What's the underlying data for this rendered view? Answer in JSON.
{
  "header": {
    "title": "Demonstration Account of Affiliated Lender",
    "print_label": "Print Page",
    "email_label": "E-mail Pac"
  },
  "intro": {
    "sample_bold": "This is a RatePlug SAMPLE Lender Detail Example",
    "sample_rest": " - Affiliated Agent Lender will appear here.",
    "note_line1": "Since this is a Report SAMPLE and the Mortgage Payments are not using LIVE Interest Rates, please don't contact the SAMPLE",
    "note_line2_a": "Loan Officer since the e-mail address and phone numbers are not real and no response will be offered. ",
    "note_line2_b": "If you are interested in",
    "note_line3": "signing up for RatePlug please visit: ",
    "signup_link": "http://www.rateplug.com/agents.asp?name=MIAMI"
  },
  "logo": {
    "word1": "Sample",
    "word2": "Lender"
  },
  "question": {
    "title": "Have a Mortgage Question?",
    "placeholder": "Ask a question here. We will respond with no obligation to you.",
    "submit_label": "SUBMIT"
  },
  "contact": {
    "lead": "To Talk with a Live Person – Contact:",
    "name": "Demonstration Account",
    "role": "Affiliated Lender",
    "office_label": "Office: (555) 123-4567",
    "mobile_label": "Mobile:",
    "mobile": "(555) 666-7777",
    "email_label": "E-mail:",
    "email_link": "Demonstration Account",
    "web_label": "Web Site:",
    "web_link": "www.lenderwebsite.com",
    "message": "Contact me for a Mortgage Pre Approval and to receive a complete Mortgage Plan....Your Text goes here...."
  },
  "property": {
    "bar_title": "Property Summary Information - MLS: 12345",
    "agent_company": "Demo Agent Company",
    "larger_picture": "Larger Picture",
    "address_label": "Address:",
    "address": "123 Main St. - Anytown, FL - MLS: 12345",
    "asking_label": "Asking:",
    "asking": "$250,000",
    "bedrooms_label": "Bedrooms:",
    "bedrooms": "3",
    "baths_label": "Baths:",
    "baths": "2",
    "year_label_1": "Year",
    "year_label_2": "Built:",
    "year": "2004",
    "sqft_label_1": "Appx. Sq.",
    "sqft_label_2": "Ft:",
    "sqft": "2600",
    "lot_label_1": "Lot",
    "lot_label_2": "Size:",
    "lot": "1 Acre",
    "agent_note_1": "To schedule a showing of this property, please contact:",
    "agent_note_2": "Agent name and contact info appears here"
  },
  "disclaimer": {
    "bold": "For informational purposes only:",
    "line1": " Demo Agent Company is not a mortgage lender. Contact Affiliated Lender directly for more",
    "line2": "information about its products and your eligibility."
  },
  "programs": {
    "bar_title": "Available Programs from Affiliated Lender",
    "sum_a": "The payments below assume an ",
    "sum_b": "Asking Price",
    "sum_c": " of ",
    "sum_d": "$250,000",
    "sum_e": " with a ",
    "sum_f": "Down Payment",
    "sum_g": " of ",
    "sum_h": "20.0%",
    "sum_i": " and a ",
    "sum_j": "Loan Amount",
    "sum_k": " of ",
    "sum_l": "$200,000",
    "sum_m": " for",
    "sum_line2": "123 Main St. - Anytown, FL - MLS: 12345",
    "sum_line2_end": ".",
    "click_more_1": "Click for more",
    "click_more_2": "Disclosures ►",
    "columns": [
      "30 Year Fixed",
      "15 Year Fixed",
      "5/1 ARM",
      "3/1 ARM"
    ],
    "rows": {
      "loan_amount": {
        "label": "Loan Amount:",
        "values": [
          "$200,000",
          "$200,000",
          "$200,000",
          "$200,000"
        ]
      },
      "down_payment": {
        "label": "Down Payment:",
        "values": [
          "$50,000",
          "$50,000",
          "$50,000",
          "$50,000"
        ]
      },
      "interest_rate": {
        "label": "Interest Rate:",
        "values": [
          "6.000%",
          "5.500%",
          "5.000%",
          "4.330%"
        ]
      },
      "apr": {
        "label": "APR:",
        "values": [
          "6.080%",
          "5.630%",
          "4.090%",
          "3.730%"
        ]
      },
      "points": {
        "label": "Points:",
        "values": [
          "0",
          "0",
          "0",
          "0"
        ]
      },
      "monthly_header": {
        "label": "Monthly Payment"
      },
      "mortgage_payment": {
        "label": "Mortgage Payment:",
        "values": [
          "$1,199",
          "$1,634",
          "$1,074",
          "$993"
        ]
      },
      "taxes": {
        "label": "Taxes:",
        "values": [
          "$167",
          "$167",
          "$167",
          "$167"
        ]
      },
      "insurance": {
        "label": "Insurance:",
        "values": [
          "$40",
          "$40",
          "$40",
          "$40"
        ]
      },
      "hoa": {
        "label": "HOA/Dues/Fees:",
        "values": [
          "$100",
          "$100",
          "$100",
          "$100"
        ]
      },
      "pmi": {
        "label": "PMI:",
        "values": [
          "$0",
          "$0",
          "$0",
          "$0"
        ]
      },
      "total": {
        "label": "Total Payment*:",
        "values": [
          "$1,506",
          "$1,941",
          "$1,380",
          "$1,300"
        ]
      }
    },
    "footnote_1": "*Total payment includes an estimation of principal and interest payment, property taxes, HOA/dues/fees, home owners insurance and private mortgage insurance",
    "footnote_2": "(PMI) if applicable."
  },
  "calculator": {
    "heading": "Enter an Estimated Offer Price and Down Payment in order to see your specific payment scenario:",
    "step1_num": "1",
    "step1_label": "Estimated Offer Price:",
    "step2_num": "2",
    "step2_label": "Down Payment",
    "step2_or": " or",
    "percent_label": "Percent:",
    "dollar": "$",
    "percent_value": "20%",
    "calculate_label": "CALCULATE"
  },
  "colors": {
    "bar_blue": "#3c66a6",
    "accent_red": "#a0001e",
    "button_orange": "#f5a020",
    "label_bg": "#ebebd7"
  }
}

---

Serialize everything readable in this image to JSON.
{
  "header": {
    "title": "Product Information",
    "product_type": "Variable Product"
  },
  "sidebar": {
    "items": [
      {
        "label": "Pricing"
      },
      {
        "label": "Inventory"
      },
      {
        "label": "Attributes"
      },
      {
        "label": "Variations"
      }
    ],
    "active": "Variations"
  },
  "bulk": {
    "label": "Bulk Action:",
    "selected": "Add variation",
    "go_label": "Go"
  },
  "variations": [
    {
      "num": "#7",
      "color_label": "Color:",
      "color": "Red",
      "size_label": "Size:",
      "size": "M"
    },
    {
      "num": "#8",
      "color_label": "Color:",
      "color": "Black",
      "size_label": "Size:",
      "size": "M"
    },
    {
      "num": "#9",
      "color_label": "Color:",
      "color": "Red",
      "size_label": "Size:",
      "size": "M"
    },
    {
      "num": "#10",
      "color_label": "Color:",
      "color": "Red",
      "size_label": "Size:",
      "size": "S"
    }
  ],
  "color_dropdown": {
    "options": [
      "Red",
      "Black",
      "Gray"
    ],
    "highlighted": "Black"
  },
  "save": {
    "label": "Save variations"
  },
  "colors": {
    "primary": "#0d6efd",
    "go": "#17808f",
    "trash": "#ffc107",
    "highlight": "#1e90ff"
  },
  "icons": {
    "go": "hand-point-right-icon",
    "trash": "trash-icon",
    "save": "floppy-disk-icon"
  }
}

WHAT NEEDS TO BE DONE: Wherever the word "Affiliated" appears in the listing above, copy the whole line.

SOLUTION TO THIS EXERCISE:
    "title": "Demonstration Account of Affiliated Lender",
    "sample_rest": " - Affiliated Agent Lender will appear here.",
    "role": "Affiliated Lender",
    "line1": " Demo Agent Company is not a mortgage lender. Contact Affiliated Lender directly for more",
    "bar_title": "Available Programs from Affiliated Lender",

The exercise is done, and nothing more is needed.